As plain old Iain Banks he writes bi annual novels with grippingly plausible plots. brim-full of hard reality and harder truths — psychotic teens. sleazy hacks. exploding grannies. debauched rock stars. computer games. music. drugs. alcohol and barbed political polemic. ‘I think anyone who feels they’ve got some sort of...’ Banks searches for his (s)lot in the world.
pan-relevant. as it were. attitude or way of
looking at the world. occasionally thinks. “My God. I’m trapped on this planet surrounded by cretins!” ’
Iain Banks gives a mad boffin laugh. ‘Who are all these nutters? And to some extent anybody who looks from outside at society — and it is such an easy target. it’s so easy to satirise it. poke fun at it — is going to have some of that attitude about it. Who are all these loonies‘.”
For his new novel. Banks has found a new set of loonies to lampoon. a new window on the world. Whit is set in a religious cult. the Luskentyrian Sect, who have made their antediluvian idyll on a country estate upstream from Stirling (the author’s canoe trip providing the inspiration for the locus). lsis Whit is nineteen. and the cult’s Elect Of God. [sis is destined to assume the leadership of the cult on the death of her grandfather — His Holiness The Blessed Salvador-Uranos Odin Dyaus Brahma Moses-Mohammed Mirza Whit of Luskentyre (Salvador to his friends).
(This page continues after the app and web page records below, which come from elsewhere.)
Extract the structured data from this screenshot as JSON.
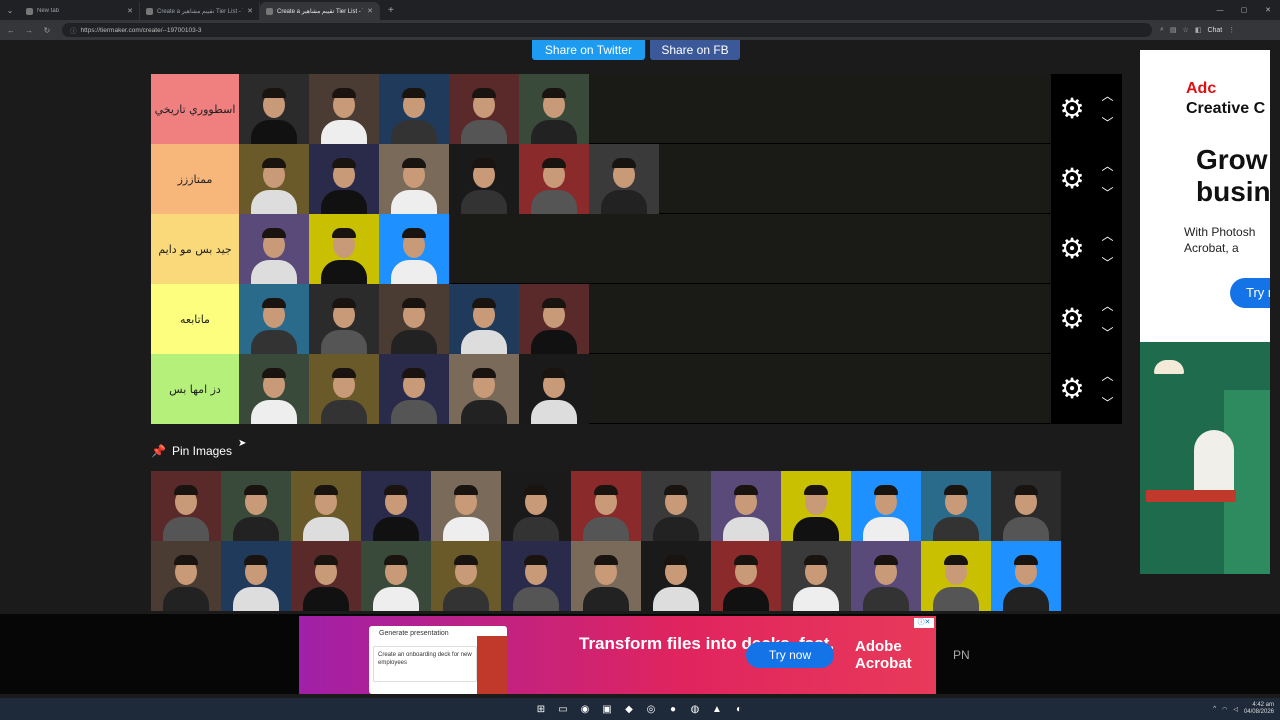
{
  "browser": {
    "tabs": [
      {
        "title": "New tab",
        "active": false
      },
      {
        "title": "Create a تقييم مشاهير Tier List - Ti",
        "active": false
      },
      {
        "title": "Create a تقييم مشاهير Tier List - Ti",
        "active": true
      }
    ],
    "url": "https://tiermaker.com/create/--19700103-3",
    "chat_label": "Chat"
  },
  "share": {
    "twitter": "Share on Twitter",
    "fb": "Share on FB"
  },
  "tiers": [
    {
      "label": "اسطووري تاريخي",
      "color": "#f07f7f",
      "count": 5
    },
    {
      "label": "ممتاززز",
      "color": "#f8b77a",
      "count": 6
    },
    {
      "label": "جيد بس مو دايم",
      "color": "#f9d97a",
      "count": 3
    },
    {
      "label": "ماتابعه",
      "color": "#fdfd7e",
      "count": 5
    },
    {
      "label": "دز امها بس",
      "color": "#b4f07a",
      "count": 5
    }
  ],
  "pin": {
    "label": "Pin Images"
  },
  "pool_count": 26,
  "side_ad": {
    "brand_line1": "Adc",
    "brand_line2": "Creative C",
    "headline": "Grow busin",
    "body": "With Photosh Acrobat, a",
    "cta": "Try n"
  },
  "bottom_ad": {
    "card_title": "Generate presentation",
    "card_body": "Create an onboarding deck for new employees",
    "headline": "Transform files into decks, fast.",
    "cta": "Try now",
    "brand": "Adobe Acrobat"
  },
  "bottom_right_text": "PN",
  "taskbar": {
    "time": "4:42 am",
    "date": "04/08/2026"
  }
}
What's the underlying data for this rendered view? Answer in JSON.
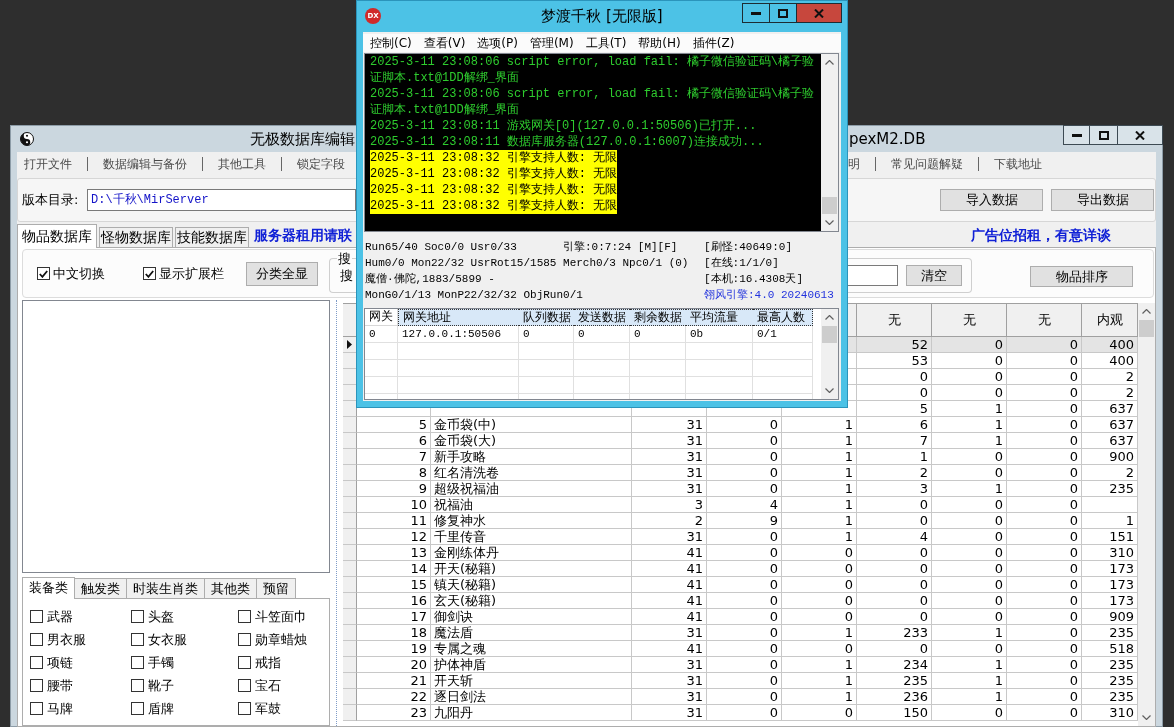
{
  "editor_window": {
    "title_left": "无极数据库编辑",
    "title_right": "pexM2.DB",
    "menu_left": [
      "打开文件",
      "数据编辑与备份",
      "其他工具",
      "锁定字段"
    ],
    "menu_right": [
      "明",
      "常见问题解疑",
      "下载地址"
    ],
    "directory": {
      "label": "版本目录:",
      "value": "D:\\千秋\\MirServer"
    },
    "import_button": "导入数据",
    "export_button": "导出数据",
    "tabs": [
      {
        "label": "物品数据库",
        "selected": true
      },
      {
        "label": "怪物数据库",
        "selected": false
      },
      {
        "label": "技能数据库",
        "selected": false
      }
    ],
    "notice": "服务器租用请联",
    "ad": "广告位招租，有意详谈",
    "options": [
      {
        "label": "中文切换",
        "checked": true
      },
      {
        "label": "显示扩展栏",
        "checked": true
      }
    ],
    "show_all_button": "分类全显",
    "search": {
      "title": "搜",
      "label": "搜",
      "clear_button": "清空"
    },
    "sort_button": "物品排序",
    "category_tabs": [
      {
        "label": "装备类",
        "selected": true
      },
      {
        "label": "触发类",
        "selected": false
      },
      {
        "label": "时装生肖类",
        "selected": false
      },
      {
        "label": "其他类",
        "selected": false
      },
      {
        "label": "预留",
        "selected": false
      }
    ],
    "categories": [
      {
        "label": "武器",
        "checked": false
      },
      {
        "label": "头盔",
        "checked": false
      },
      {
        "label": "斗笠面巾",
        "checked": false
      },
      {
        "label": "男衣服",
        "checked": false
      },
      {
        "label": "女衣服",
        "checked": false
      },
      {
        "label": "勋章蜡烛",
        "checked": false
      },
      {
        "label": "项链",
        "checked": false
      },
      {
        "label": "手镯",
        "checked": false
      },
      {
        "label": "戒指",
        "checked": false
      },
      {
        "label": "腰带",
        "checked": false
      },
      {
        "label": "靴子",
        "checked": false
      },
      {
        "label": "宝石",
        "checked": false
      },
      {
        "label": "马牌",
        "checked": false
      },
      {
        "label": "盾牌",
        "checked": false
      },
      {
        "label": "军鼓",
        "checked": false
      }
    ],
    "table": {
      "columns": [
        null,
        null,
        null,
        null,
        null,
        "无",
        "无",
        "无",
        "内观"
      ],
      "rows": [
        {
          "selected": true,
          "cells": [
            null,
            null,
            null,
            null,
            null,
            "52",
            "0",
            "0",
            "400"
          ]
        },
        {
          "selected": false,
          "cells": [
            null,
            null,
            null,
            null,
            null,
            "53",
            "0",
            "0",
            "400"
          ]
        },
        {
          "selected": false,
          "cells": [
            null,
            null,
            null,
            null,
            null,
            "0",
            "0",
            "0",
            "2"
          ]
        },
        {
          "selected": false,
          "cells": [
            null,
            null,
            null,
            null,
            null,
            "0",
            "0",
            "0",
            "2"
          ]
        },
        {
          "selected": false,
          "cells": [
            null,
            null,
            null,
            null,
            null,
            "5",
            "1",
            "0",
            "637"
          ]
        },
        {
          "selected": false,
          "cells": [
            "5",
            "金币袋(中)",
            "31",
            "0",
            "1",
            "6",
            "1",
            "0",
            "637"
          ]
        },
        {
          "selected": false,
          "cells": [
            "6",
            "金币袋(大)",
            "31",
            "0",
            "1",
            "7",
            "1",
            "0",
            "637"
          ]
        },
        {
          "selected": false,
          "cells": [
            "7",
            "新手攻略",
            "31",
            "0",
            "1",
            "1",
            "0",
            "0",
            "900"
          ]
        },
        {
          "selected": false,
          "cells": [
            "8",
            "红名清洗卷",
            "31",
            "0",
            "1",
            "2",
            "0",
            "0",
            "2"
          ]
        },
        {
          "selected": false,
          "cells": [
            "9",
            "超级祝福油",
            "31",
            "0",
            "1",
            "3",
            "1",
            "0",
            "235"
          ]
        },
        {
          "selected": false,
          "cells": [
            "10",
            "祝福油",
            "3",
            "4",
            "1",
            "0",
            "0",
            "0",
            null
          ]
        },
        {
          "selected": false,
          "cells": [
            "11",
            "修复神水",
            "2",
            "9",
            "1",
            "0",
            "0",
            "0",
            "1"
          ]
        },
        {
          "selected": false,
          "cells": [
            "12",
            "千里传音",
            "31",
            "0",
            "1",
            "4",
            "0",
            "0",
            "151"
          ]
        },
        {
          "selected": false,
          "cells": [
            "13",
            "金刚练体丹",
            "41",
            "0",
            "0",
            "0",
            "0",
            "0",
            "310"
          ]
        },
        {
          "selected": false,
          "cells": [
            "14",
            "开天(秘籍)",
            "41",
            "0",
            "0",
            "0",
            "0",
            "0",
            "173"
          ]
        },
        {
          "selected": false,
          "cells": [
            "15",
            "镇天(秘籍)",
            "41",
            "0",
            "0",
            "0",
            "0",
            "0",
            "173"
          ]
        },
        {
          "selected": false,
          "cells": [
            "16",
            "玄天(秘籍)",
            "41",
            "0",
            "0",
            "0",
            "0",
            "0",
            "173"
          ]
        },
        {
          "selected": false,
          "cells": [
            "17",
            "御剑诀",
            "41",
            "0",
            "0",
            "0",
            "0",
            "0",
            "909"
          ]
        },
        {
          "selected": false,
          "cells": [
            "18",
            "魔法盾",
            "31",
            "0",
            "1",
            "233",
            "1",
            "0",
            "235"
          ]
        },
        {
          "selected": false,
          "cells": [
            "19",
            "专属之魂",
            "41",
            "0",
            "0",
            "0",
            "0",
            "0",
            "518"
          ]
        },
        {
          "selected": false,
          "cells": [
            "20",
            "护体神盾",
            "31",
            "0",
            "1",
            "234",
            "1",
            "0",
            "235"
          ]
        },
        {
          "selected": false,
          "cells": [
            "21",
            "开天斩",
            "31",
            "0",
            "1",
            "235",
            "1",
            "0",
            "235"
          ]
        },
        {
          "selected": false,
          "cells": [
            "22",
            "逐日剑法",
            "31",
            "0",
            "1",
            "236",
            "1",
            "0",
            "235"
          ]
        },
        {
          "selected": false,
          "cells": [
            "23",
            "九阳丹",
            "31",
            "0",
            "0",
            "150",
            "0",
            "0",
            "310"
          ]
        }
      ]
    }
  },
  "monitor_window": {
    "icon_label": "DX",
    "title": "梦渡千秋 [无限版]",
    "menu": [
      "控制(C)",
      "查看(V)",
      "选项(P)",
      "管理(M)",
      "工具(T)",
      "帮助(H)",
      "插件(Z)"
    ],
    "log": [
      {
        "text": "2025-3-11 23:08:06 script error, load fail: 橘子微信验证码\\橘子验证脚本.txt@1DD解绑_界面",
        "highlighted": false
      },
      {
        "text": "2025-3-11 23:08:06 script error, load fail: 橘子微信验证码\\橘子验证脚本.txt@1DD解绑_界面",
        "highlighted": false
      },
      {
        "text": "2025-3-11 23:08:11 游戏网关[0](127.0.0.1:50506)已打开...",
        "highlighted": false
      },
      {
        "text": "2025-3-11 23:08:11 数据库服务器(127.0.0.1:6007)连接成功...",
        "highlighted": false
      },
      {
        "text": "2025-3-11 23:08:32 引擎支持人数: 无限",
        "highlighted": true
      },
      {
        "text": "2025-3-11 23:08:32 引擎支持人数: 无限",
        "highlighted": true
      },
      {
        "text": "2025-3-11 23:08:32 引擎支持人数: 无限",
        "highlighted": true
      },
      {
        "text": "2025-3-11 23:08:32 引擎支持人数: 无限",
        "highlighted": true
      }
    ],
    "status": {
      "lines": [
        "Run65/40 Soc0/0 Usr0/33",
        "Hum0/0 Mon22/32 UsrRot15/1585 Merch0/3 Npc0/1 (0)",
        "魔僧·佛陀,1883/5899 -",
        "MonG0/1/13 MonP22/32/32 ObjRun0/1"
      ],
      "engine_time": "引擎:0:7:24 [M][F]",
      "counters": [
        "[刷怪:40649:0]",
        "[在线:1/1/0]",
        "[本机:16.4308天]"
      ],
      "version": "翎风引擎:4.0 20240613"
    },
    "gateways": {
      "columns": [
        "网关",
        "网关地址",
        "队列数据",
        "发送数据",
        "剩余数据",
        "平均流量",
        "最高人数"
      ],
      "rows": [
        [
          "0",
          "127.0.0.1:50506",
          "0",
          "0",
          "0",
          "0b",
          "0/1"
        ]
      ]
    }
  }
}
Nearly fifty years after its beginnings on Harris. the cult has bloomed. expanding its family and refining its creed: a shunning of
, technology (‘merit and calmness are to be found
in the out-of-the-way. the byways ()f life... amongst the gaps between the slabs in the
pavement of life’). an embracing of carnal anarchy at the four-yearly Festival Of Love (‘great things.’ thinks Isis. ‘might be expected of my ovaries’). and a love of lndo-Scottish cuisine (haggis pakora. bridie samosa. channa neeps. black pudding bhajis).
Crisis looms when lsis’s cousin Morag. an internationally renowned musician based in London. announces she won’t be returning to take her place as guest of honour at the looming Festival. So Isis ventures out of the cult’s womb-with-a-view. into the world of telephones. compact discs. cars and general electrickery. Will her faith survive? Can she hear The Cranberries and not think them the Antichrist‘.’ Will a ‘drug cigarette' give her a new spirituality. as well as holes in her shirt'.’
‘I think. despite the relatively ﬂuffy nature of Whit. it has got a soul. a kernel of depleted uranium.‘ nods the lluflily soulful Banks. ‘Bizarrely enough it’ll have worked if there are people who think that it is in some way pro-cult or pro-religion. I don't think it is. 1 think it’s